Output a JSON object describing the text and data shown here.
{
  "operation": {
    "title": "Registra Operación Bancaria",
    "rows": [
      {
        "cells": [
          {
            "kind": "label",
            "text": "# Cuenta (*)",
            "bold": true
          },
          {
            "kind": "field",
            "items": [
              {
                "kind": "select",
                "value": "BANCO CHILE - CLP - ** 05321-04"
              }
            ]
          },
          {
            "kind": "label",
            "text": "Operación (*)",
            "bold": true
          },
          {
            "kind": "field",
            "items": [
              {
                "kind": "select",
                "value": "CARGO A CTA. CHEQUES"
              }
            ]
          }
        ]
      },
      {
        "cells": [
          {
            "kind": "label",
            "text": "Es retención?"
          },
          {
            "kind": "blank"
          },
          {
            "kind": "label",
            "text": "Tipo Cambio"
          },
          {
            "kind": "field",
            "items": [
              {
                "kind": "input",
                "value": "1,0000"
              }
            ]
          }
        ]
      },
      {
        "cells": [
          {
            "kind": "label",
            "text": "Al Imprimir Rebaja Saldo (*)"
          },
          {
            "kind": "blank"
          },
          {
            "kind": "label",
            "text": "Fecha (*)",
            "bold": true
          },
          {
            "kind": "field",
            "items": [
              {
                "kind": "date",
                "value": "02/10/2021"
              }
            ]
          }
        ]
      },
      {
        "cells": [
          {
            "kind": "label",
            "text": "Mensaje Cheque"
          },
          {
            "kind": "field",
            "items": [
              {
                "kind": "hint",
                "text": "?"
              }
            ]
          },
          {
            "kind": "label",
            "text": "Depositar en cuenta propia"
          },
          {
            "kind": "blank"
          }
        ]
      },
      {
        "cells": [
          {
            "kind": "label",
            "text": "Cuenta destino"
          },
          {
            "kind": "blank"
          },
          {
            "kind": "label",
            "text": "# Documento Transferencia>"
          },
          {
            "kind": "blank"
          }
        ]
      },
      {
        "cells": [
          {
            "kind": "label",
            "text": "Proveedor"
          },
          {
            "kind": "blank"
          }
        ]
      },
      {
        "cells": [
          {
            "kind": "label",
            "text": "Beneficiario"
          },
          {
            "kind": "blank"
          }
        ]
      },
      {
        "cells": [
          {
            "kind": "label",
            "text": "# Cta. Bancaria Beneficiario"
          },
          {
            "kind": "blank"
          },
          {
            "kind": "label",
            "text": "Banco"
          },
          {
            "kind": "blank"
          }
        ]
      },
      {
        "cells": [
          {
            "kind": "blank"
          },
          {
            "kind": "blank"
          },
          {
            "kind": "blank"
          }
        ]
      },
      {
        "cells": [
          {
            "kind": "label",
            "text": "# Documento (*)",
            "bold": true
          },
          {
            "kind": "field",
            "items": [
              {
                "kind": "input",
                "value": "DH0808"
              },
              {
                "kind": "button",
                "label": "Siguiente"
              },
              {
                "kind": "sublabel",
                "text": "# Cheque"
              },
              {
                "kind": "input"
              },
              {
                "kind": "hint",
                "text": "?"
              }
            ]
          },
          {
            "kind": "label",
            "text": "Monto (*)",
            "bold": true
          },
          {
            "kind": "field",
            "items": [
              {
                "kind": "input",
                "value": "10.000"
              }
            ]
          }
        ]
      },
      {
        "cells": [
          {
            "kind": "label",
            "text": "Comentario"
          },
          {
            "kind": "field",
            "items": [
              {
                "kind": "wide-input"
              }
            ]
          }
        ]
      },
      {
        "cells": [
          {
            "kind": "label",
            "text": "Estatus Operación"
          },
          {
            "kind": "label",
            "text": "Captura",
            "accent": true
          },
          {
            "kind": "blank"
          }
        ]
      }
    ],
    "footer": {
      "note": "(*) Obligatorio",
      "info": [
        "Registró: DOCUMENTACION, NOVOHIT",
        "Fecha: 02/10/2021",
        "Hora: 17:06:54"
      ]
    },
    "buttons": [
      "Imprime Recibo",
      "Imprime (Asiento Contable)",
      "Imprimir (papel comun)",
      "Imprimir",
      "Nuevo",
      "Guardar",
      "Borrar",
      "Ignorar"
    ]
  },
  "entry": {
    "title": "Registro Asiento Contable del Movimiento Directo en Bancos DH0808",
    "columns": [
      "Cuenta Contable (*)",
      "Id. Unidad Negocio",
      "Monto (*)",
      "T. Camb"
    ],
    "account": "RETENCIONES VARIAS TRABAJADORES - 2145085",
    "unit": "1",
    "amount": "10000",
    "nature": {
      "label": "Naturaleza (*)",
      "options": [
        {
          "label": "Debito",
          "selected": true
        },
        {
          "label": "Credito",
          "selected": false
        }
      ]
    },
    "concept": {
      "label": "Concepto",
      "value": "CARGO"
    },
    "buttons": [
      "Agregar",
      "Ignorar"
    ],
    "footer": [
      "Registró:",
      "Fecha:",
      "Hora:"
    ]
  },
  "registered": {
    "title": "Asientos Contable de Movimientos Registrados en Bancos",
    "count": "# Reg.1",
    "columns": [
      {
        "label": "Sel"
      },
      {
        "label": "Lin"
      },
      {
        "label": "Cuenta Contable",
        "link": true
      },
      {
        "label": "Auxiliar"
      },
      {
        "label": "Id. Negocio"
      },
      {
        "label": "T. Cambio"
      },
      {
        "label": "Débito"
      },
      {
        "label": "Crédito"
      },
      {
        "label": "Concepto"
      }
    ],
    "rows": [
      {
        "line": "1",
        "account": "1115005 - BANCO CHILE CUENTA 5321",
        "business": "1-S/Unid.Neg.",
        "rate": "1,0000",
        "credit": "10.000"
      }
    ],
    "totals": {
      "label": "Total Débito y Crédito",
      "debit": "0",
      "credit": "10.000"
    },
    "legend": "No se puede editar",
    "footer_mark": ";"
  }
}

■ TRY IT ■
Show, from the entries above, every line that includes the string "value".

■ RESULT ■
                "value": "BANCO CHILE - CLP - ** 05321-04"
                "value": "CARGO A CTA. CHEQUES"
                "value": "1,0000"
                "value": "02/10/2021"
                "value": "DH0808"
                "value": "10.000"
      "value": "CARGO"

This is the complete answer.